Thursday, February 3, 2011

Edward Glaeser

Edward Glaeser is an economist at Harvard. His new book is Triumph of the City: How Our Greatest Invention Makes Us Richer, Smarter, Greener, Healthier, and Happier.

From his 2008 interview with the Wall Street Journal's Kelly Evans:

WSJ: What do you think of Beijing's make-over for the Olympics?

MR. GLAESER: It's amazing to see what they're doing -- it's a recognition by the government that big cities are a vital part of their growth. One of the great ironies is that the impact of the flattening world has not been to empower decentralized rural land, but to strengthen the cities in China and India and elsewhere that are gateways between those countries and the West. It's deeply wise for the Chinese to be pro-urban in terms of development. They're creating space for ideas and human capital to be developed.

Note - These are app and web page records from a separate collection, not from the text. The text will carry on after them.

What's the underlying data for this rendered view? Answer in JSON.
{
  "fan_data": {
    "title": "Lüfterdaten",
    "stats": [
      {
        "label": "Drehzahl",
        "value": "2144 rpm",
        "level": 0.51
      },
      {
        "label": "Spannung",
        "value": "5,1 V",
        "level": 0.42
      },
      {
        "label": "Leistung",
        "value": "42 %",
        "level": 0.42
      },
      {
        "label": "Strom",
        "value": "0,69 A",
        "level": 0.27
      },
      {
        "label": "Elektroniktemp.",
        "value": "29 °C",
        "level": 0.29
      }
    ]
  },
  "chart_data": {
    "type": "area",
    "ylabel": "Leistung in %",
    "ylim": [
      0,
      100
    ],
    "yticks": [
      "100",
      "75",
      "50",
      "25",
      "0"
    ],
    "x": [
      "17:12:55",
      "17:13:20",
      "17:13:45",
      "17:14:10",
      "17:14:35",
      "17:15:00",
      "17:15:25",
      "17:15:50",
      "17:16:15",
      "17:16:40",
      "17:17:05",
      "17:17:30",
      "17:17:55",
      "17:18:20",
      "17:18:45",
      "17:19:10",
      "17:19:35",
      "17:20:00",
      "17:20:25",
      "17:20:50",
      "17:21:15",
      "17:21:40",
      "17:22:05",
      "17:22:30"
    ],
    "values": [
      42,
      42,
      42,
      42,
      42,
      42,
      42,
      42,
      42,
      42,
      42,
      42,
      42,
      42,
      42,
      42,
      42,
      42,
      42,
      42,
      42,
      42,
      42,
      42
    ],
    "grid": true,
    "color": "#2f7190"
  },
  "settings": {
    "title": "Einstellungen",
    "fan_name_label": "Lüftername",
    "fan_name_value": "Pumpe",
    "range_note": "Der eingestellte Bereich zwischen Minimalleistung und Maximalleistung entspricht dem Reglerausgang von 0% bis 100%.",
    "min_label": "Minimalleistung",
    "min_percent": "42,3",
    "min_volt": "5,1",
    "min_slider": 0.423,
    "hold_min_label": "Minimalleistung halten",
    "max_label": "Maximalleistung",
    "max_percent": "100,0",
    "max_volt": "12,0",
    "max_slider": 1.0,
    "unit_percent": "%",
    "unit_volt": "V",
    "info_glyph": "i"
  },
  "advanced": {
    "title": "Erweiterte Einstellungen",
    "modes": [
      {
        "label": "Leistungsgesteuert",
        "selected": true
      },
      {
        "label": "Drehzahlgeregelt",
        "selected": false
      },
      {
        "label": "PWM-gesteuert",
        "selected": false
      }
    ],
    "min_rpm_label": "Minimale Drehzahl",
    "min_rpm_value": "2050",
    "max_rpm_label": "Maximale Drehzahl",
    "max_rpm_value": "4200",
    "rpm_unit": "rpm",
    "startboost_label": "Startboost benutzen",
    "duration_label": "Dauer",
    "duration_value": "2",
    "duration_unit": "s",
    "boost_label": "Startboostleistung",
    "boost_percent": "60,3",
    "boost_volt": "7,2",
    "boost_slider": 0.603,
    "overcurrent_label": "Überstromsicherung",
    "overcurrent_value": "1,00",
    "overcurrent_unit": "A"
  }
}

Obviously, it's a mixed bag and there are huge pollution issues -- though those are more symptomatic of industries than of urbanization.

I think the Chinese model is much better than the Indian one, [which] has enormous restrictions on development. Dubai, meanwhile, is an amazing place, an incredible bet. It's a large-scale metropolis for the oil region of this world -- maybe that will pay off, or maybe we'll all be getting 200 miles to the gallon and they'll have a lot of empty towers.

WSJ: What other global cities are succeeding? Which ones are struggling?

MR. GLAESER: I'm very drawn by the comparison of Mumbai, which is at the nadir of development policies, and Singapore, which appears to work very well.

Singapore has a highly involved government, which is not altogether surprising and not entirely wrong, given that you've got four million people living in 270 square miles.

They've embraced things like congestion pricing and it's a city that has remarkably uncongested streets -- for 30 years they've pioneered the use of congestion pricing to moderate traffic flows.

There's a lot that's less than ideal about the Singapore government, but on land-use planning the city looks like it's doing a remarkable job, given the problems it faces with having so little land per capita.

I think the relatively laissez-faire approach of Houston...[read on]
--Marshal Zeringue